WP2: Biodiversity, socioeconomy and ecosystem services


WP2 aims to assess the socio-economic value of the provisioning ecosystem service “use of wild plant species”, its loss through degradation and the related socio-economic consequences for local people in West Africa.  Based on these results products for improved decision making and awareness rising in regard to consequences of degradation for the rural poor were delivered.

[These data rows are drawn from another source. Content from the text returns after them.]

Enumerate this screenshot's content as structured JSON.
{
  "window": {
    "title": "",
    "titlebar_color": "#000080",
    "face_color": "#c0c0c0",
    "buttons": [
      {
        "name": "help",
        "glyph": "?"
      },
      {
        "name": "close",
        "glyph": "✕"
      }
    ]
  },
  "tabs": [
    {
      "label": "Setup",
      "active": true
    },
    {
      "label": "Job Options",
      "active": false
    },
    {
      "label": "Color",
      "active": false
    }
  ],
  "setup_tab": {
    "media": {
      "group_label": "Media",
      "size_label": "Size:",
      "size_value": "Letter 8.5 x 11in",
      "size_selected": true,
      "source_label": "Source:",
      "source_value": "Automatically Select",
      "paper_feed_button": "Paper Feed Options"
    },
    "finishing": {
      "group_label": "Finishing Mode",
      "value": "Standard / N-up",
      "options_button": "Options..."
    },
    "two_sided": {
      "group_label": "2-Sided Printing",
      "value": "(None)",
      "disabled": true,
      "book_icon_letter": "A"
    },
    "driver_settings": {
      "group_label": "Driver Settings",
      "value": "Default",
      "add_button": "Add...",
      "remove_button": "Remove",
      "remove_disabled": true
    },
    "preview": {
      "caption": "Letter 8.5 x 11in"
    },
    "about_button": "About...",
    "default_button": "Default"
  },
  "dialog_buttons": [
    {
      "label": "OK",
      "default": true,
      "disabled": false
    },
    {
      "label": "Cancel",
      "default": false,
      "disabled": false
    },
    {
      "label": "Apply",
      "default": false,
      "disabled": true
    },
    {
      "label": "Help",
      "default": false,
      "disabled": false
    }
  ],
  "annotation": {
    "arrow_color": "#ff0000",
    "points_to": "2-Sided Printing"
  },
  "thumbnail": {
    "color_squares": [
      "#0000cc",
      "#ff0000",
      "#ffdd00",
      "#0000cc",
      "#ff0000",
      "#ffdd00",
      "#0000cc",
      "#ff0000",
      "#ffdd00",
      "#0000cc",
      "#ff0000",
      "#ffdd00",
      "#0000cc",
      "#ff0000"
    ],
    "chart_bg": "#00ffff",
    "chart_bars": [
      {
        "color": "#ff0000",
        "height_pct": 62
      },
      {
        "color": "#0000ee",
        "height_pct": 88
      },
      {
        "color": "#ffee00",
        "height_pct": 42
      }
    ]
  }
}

All investigations were conducted in the UNDESERT project areas, which are representative for the major vegetation zones covering the Sahel to the South Sudanian zone. In a first step we developed a database to store quantitative ethnobotanical data on socio-economic use values of useful plant species (UseDa). For the assessment of the socio-economic value of plant species we conducted various types of interviews and market studies and documented for a large number of species, their use values, use purposes and their importance for planting activities. For selected highly valued key species more detailed analysis comprising used quantities and their market potentials were documented. For each of these species quantitative data on their socio-economic values are available for practical approaches. The studies on vegetation and species diversity changes, based on species inventories and perceptions of changes by local people, revealed pronounced vegetation changes in all investigated areas, although locally differing patterns became obvious. In one study area the analysis of temporal vegetation and species changes showed decreasing trends for valued species whereas species indicating human disturbance increased. For the selected key species current population status and future trends vary considerably between species and study areas. Some species show a higher abundance in the communal areas than in the protected areas whereas others have higher densities and a more well-balanced population structure inside the protected areas. For other species local people notice even regressive and sharply declining population trends in both areas. This broad variety of vegetation changes and population trends underlines the necessity to conduct extensive assessments at local scales to develop well appropriate and adapted area and site specific management strategies against further degradation and for sustainable use of the species.
For evaluating the socio-economic consequences of species changes we combined the results on the valued species with the assessed species changes. We furthermore analysed the dependency of households on the valued species according to socio-economic household characteristics and the options of local communities to deal with changing species availabilities. In regard to the cross-linking of results on use values and species changes it revealed that most highly valued species are perceived as severely declining in our study areas, and we can conclude that socio-economic consequences are pronounced. Considering the different use categories a decreasing availability of food providing species and fodder species is very likely and will have relevant consequences for these provisioning ecosystem services.

For the investigated key species the degradation of their stands will affect health care, the nutrition situation and even the housing type of local communities. For identifying the most concerned people results show that total income from non-timber forest products (NTFP) is lower in poorer income groups in absolute terms, but their relative NTFP income compared to total household income is higher than in wealthier households. One reason for that is the different access to land and the related NTFP providing trees. These findings indicate that income alternatives to NTFP collection should be envisaged, particularly for the rural poor. In regard to other options we analyzed if and which alternative products can be used instead of the valued species products. It shows that local people are able to potentially counteract current seasonal/temporary NTFP-shortage of important woody species by using a variety of substitutes, which come from a mix of native and exotic woody species, cultivated plants, and other purchasable products. This emphasizes that diversified strategies are necessary to ensure the maintenance of important woody species products in the future. The protection of native woody species, the planting of carefully selected exotic tree species, as well as the supporting of own house garden cultivation / fields should be promoted and seen as complementary measures. For each study area we identified key substitutes, which should be promoted in the future as they serve as surrogates for several woody species. All findings demonstrate that for each region, ethnic- and species-specific differences should be considered when developing adapted management strategies to guarantee the persistence of important NTFP species and to avoid a shortage of their products in the future. In a last step in a cross-cutting activity with WP 5 (DL 5.4) practical planting options with local species were envisaged, which serve at the same time for carbon certification. The investigations revealed that many useful species are of high interest to local communities for planting activities. Thus, a local knowledge based careful selection of tree species for management and conservation can supply local people with products that are highly interesting in terms of local consumption, income generation and food and economic security. All results of this deliverable were transformed into practical baseline information and inserted into the MetaCat dataware house (WP4) and into the decision support system (WP6) for decision support of practitioners.


works to create an improved understanding of the effects of desertification and degradation processes in West Africa and to develop and implement best practices, such as carbon forestry, in close collaboration between scientists and local communities.

Financed by EU-FP7.